For those of us who desperately aspire to be cool, but aren’t dumb to leave the house without at least one layer, there’s the chamois shirt. It’s basically the perfect extra layer for any low-key outdoors situation. With its just-heavy-enough softness and big chest pockets, these shirts make a great addition to your very hip hiking ensemble. They come in just about every color under the sun and you can get vintage versions from great brands like Eddie Bauer and Field and Stream. Though not your best bet for rainy or extra chilly conditions, the chamois shirt is better for a mid-summer amble, because who are we kidding? We’re veeeery casual hikers. This is the perfect blend of “I don’t care” and “I like fashion, I need a layer.”
And for warmer weather, why not break in an even less practical shirt? Any chambray will do, though the one from Buzz Rickson is a standout. Sweat through a little bit of that extra indigo you’ve been meaning to fade while shading your arms and neck from the worst of the sun’s rays. This is more of a desert, dusty shirt for those warmer days, but with our cushy desk jobs, we don’t often get a chance to properly break things in, so take one of your favorite pieces along with you!
If there was any really important takeaway from Queer Eye—besides, you know, loving yourself—it would be that bandanas are cool AF. Unless you’re Antoni, this might feel a little too ambitious. That is, unless you’re out in nature away from prying eyes. If you can survive the initial onslaught of teasing from your hiking companions, they’ll eventually come around and you’ll feel amazing.
Beyond simply being a wester -inspired garnish for a simple outfit, the bandana is supremely useful in an outdoors setting. It keeps the sun off your neck and can filter out dust if you hold it over your mouth when the wind kicks up. It also makes it harder for the lawmen to get a good drawing of you for wanted posters… just saying.
There are plenty of affordable options, but those from Kapital are beyond compare. Though many are sold out, there is something so perfect about a Kapital bandana. Not only are the images printed on them just different enough, they often come in shades of colors you don’t typically see—muted charcoals, mango yellows—all of which stand out from the blue and reds you so often see.
Shoes: The Only Non-Negotiable
There is one thing that has to be pragmatic: your shoes. There’s no way you’re wearing your Red Wings on your hikes, unless you really get off on damaging your arches. Though there are plenty of cool hiking boots that use high-end leathers and use reproduction techniques in their manufacturing, there’s nothing better than good arch support and a break-in-free boot. Because, let’s face it – how often are you hiking, bro? How many weeks are you willing to commit to making your new boots as comfy as your favorite sneakers. If you’re me, zero. Why not just lace up and head outside, the less fuss the better.

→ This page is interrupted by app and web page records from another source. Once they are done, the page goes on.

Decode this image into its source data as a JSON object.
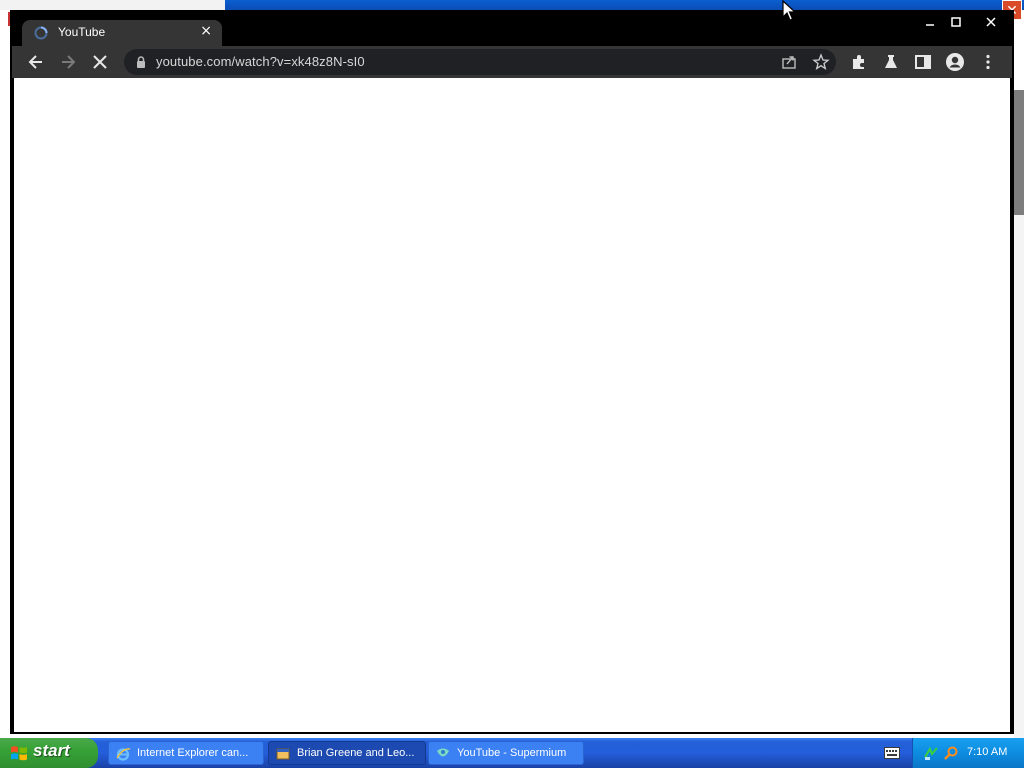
{
  "browser": {
    "tab": {
      "title": "YouTube",
      "close_glyph": "×"
    },
    "window_controls": {
      "minimize": "minimize-icon",
      "maximize": "maximize-icon",
      "close": "close-icon"
    },
    "toolbar": {
      "back": "back-arrow-icon",
      "forward": "forward-arrow-icon",
      "stop": "stop-loading-icon",
      "url": "youtube.com/watch?v=xk48z8N-sI0",
      "share": "share-icon",
      "bookmark": "star-icon",
      "extensions": "puzzle-icon",
      "labs": "flask-icon",
      "side_panel": "side-panel-icon",
      "profile": "profile-icon",
      "menu": "kebab-menu-icon"
    },
    "colors": {
      "frame": "#000000",
      "toolbar": "#353535",
      "omnibox": "#202124",
      "page": "#ffffff"
    }
  },
  "taskbar": {
    "start_label": "start",
    "tasks": [
      {
        "label": "Internet Explorer can...",
        "icon": "ie-icon",
        "active": false
      },
      {
        "label": "Brian Greene and Leo...",
        "icon": "window-icon",
        "active": true
      },
      {
        "label": "YouTube - Supermium",
        "icon": "supermium-icon",
        "active": false
      }
    ],
    "clock": "7:10 AM"
  }
}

While there are plenty of amazing hiking brands and even more non-hiking brands that make hiking-reminiscent pieces, it’s always best to take care of these purchases in person. Those stores we told you to avoid for your apparel? Well, this is their bread and butter. Staff at places like REI can assist you in finding the perfect shoe for your needs and beyond that, the perfect fit.
You may just be dipping our toe into the world of hiking and are being very particular about the majority of our kit, there are certain places you must stick to the script. This is one. Banged up toes and twisted ankles might make for great war stories when you’re back in the city, debriefing over some cold ones; but when you’re actually out there, why not make it easy on yourself?